WHEN YOU GO
Although Eduard Manet, Edgar Degas, Paul Cezanne and others were important Impressionists, they were more involved in other subjects and scenes. Georges Seurat, Paul Signac, Vincent van Gogh and Paul Gauguin were post-Impressionists. Monet's Giverny home-garden-pond: www.fondation-monet.com.
The outstanding new Musee Impressionismes in Giverny: www.mdig.fr
I recommend reading "The Private Lives of the Impressionists" by Sue Roe.
The Normandy Impressionist Festival with masterpieces from France and around the world (portraits as the main theme) and hundreds of exhibits, events (music, theater, dance) in the region will be from April 16 to Sept. 26, 2016: www.normandie-impressionniste.eu.
Trains run frequently from Paris Saint-Lazare station to Vernon. Then rent a (previously reserved) auto or take a shuttle bus to Giverny: www:sncf.france.en.
Giverny has several boutiques, galleries and restaurants: www.giverny.fr.
Musee des Beaux-Arts, Rouen: www.museedesbeaux-arts.rouen.fr
Honfleur, Boudin Museum doesn't have a website but can be found on Google., likewise Le Havre Musee Malraux.
In Paris, the Musee de l'Orangerie is in the Tuileries on the Right Bank and not far from the Musee d'Orsay on the Left Bank: www.musee-orangerie.fr.
In Paris the banks of the Seine are a UNESCO World Heritage Site.
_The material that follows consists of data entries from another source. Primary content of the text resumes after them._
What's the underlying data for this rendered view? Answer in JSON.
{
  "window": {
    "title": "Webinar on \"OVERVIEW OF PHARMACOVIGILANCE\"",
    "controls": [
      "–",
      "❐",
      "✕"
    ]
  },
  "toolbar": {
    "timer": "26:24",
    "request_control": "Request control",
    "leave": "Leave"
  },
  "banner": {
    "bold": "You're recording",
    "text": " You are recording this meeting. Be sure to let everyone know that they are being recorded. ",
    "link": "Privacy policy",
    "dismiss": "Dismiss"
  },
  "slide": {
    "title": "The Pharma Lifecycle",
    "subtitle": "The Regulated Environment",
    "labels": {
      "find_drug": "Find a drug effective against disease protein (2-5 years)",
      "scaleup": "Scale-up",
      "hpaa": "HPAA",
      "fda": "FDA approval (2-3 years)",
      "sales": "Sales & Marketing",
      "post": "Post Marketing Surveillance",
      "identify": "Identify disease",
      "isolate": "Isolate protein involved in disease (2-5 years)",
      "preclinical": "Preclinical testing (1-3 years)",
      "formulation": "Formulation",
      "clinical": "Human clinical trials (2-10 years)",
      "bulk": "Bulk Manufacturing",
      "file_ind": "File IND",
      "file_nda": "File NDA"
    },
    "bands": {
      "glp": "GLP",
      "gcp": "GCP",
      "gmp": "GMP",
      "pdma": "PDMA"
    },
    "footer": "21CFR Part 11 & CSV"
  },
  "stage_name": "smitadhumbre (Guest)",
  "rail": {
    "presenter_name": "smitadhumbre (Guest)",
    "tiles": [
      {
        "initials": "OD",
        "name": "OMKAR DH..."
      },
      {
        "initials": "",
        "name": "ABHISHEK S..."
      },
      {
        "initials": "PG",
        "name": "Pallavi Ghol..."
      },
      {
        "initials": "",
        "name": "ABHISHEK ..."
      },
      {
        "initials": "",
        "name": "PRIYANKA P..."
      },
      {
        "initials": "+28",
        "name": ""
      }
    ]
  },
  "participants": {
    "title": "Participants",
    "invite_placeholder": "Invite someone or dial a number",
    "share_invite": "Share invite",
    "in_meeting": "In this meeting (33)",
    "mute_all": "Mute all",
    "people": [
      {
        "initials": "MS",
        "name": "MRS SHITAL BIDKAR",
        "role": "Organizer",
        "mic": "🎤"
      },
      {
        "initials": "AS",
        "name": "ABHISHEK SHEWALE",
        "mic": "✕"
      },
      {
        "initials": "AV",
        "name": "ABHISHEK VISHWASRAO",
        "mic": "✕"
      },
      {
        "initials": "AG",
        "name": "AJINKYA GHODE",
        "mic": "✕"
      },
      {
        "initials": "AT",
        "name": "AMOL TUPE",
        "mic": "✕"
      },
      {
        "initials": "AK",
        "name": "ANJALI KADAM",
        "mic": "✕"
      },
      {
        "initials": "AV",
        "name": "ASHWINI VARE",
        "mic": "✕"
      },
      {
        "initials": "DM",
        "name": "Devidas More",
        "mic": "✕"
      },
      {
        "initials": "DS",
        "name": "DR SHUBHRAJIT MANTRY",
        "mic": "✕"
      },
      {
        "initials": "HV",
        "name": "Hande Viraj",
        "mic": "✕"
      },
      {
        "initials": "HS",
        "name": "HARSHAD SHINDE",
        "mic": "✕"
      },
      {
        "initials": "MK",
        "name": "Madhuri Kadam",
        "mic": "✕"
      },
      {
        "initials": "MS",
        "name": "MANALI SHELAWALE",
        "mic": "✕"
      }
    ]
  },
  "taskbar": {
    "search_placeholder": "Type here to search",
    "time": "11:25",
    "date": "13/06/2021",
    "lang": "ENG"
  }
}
Also Museum Marmottan-Monet exhibits Monet's paintings: www.marmottan.fr.
With regard to where to stay, there are wonderful places with welcoming owners in beautiful landscapes such as La Reserve B&B in the hills above Giverny: www.giverny-lareserve.com.
There are some dozen B&Bs and some hotels in Giverny.
Chateau de la Pommeraye is south of Caen: www.chateaudelapommeraye.com.
Chateau de Sarceaux in Alencon (Valframbert): www.rouentourisme.com, www.seine-maritime-tourisme.com
Official site for France tourism: www.france.com.
Patricia Woeber is a freelance writer. To read features by other Creators Syndicate writers and cartoonists, visit the Creators Syndicate website at www.creators.com.